_GIVEN INFORMATION_:
>>>

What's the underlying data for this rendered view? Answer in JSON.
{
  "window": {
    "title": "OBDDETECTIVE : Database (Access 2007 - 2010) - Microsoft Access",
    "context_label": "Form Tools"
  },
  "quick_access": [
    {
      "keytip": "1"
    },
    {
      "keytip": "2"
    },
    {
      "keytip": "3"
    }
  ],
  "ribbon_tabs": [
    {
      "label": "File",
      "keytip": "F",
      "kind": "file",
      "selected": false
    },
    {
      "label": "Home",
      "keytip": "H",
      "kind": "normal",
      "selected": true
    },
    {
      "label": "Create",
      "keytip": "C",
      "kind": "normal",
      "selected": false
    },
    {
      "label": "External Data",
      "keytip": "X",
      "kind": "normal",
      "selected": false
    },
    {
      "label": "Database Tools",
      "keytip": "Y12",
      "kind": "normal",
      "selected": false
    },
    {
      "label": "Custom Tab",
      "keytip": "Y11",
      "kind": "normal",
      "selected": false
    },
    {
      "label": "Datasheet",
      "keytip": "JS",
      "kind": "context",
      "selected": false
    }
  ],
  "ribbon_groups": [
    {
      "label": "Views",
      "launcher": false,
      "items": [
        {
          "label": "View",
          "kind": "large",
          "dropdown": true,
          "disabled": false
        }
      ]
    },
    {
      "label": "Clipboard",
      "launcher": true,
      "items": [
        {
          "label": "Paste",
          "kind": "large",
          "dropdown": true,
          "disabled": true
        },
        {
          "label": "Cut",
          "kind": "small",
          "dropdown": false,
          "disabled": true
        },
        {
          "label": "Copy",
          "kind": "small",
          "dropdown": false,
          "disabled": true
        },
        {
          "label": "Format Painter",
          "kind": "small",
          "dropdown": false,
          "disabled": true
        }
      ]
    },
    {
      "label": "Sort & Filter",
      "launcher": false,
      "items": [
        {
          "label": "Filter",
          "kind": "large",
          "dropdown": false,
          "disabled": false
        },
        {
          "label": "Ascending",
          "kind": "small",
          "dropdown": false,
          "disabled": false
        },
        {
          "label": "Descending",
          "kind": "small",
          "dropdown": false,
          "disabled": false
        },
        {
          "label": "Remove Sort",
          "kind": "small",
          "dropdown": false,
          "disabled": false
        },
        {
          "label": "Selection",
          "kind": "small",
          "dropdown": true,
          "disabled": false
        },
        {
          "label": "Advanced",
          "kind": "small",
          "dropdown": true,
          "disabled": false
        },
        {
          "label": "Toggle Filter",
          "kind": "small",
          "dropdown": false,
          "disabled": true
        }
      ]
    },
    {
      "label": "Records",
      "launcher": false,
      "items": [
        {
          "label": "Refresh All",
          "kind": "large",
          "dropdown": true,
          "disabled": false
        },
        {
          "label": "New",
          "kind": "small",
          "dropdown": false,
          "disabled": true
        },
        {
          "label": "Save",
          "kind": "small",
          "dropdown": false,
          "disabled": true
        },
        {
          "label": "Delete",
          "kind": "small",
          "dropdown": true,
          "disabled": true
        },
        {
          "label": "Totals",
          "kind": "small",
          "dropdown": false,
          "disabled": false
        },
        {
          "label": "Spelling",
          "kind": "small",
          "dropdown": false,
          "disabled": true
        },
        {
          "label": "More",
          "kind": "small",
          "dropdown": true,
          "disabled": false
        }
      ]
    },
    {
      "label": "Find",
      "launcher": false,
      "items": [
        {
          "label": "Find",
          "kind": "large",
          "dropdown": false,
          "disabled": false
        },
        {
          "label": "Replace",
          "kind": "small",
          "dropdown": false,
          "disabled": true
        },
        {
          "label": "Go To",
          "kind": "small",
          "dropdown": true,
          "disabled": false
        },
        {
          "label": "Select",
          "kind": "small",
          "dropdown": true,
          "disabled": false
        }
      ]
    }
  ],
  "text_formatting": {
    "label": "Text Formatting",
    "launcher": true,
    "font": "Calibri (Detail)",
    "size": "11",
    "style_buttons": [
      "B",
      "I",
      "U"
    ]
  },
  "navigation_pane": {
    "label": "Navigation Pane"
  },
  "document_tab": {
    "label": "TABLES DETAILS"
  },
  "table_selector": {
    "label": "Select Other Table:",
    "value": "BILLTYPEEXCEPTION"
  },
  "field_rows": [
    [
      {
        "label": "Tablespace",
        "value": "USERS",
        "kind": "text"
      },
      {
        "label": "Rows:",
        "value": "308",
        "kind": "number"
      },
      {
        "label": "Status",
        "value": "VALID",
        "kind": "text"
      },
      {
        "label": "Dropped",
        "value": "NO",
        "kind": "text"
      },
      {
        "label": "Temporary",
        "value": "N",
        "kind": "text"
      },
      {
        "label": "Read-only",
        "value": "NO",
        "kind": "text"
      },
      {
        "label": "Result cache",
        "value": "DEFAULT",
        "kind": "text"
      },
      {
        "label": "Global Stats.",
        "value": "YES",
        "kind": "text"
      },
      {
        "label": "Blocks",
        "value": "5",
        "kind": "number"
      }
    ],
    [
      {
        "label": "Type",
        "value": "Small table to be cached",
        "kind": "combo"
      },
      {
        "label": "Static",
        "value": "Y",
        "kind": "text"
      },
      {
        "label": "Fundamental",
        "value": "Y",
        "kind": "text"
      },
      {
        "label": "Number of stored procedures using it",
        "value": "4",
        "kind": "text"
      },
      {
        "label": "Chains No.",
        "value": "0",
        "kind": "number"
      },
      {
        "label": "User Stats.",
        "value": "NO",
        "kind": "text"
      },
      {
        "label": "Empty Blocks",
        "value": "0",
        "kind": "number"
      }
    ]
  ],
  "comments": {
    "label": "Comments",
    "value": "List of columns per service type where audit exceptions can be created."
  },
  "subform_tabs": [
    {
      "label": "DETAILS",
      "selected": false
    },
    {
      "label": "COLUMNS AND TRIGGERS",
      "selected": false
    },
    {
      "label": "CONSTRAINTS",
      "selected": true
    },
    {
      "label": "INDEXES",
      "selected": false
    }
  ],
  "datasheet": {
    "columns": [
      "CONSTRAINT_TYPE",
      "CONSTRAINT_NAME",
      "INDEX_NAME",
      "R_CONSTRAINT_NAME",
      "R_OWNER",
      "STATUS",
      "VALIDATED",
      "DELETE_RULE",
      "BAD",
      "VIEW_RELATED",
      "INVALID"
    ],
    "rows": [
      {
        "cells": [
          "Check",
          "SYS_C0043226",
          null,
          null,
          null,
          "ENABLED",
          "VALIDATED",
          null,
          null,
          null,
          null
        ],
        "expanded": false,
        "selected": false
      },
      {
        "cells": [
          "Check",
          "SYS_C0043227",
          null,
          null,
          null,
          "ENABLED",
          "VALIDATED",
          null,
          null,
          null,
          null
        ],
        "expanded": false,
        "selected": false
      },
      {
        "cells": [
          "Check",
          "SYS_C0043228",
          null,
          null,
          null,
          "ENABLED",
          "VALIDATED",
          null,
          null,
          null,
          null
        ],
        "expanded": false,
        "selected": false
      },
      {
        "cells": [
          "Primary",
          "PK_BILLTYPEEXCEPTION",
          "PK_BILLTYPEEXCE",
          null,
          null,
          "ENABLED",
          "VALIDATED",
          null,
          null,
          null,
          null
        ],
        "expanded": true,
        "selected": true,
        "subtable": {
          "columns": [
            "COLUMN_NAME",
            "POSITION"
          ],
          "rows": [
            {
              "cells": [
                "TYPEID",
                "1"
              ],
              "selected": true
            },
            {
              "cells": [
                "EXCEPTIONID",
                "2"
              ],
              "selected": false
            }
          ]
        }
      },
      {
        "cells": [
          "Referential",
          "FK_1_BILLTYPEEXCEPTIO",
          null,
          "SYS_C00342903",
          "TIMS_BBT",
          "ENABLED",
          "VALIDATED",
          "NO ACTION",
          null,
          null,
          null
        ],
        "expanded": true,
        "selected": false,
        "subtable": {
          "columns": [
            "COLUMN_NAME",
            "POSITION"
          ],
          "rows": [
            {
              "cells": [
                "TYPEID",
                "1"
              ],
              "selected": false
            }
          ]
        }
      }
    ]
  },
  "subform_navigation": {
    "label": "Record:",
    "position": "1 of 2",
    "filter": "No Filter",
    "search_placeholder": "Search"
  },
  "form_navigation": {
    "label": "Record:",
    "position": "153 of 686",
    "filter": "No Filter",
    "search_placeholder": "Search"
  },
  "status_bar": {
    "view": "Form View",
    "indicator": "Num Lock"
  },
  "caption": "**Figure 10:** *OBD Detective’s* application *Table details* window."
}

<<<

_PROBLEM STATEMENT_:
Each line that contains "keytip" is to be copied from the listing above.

_WRITTEN ANSWER_:
      "keytip": "1"
      "keytip": "2"
      "keytip": "3"
      "keytip": "F",
      "keytip": "H",
      "keytip": "C",
      "keytip": "X",
      "keytip": "Y12",
      "keytip": "Y11",
      "keytip": "JS",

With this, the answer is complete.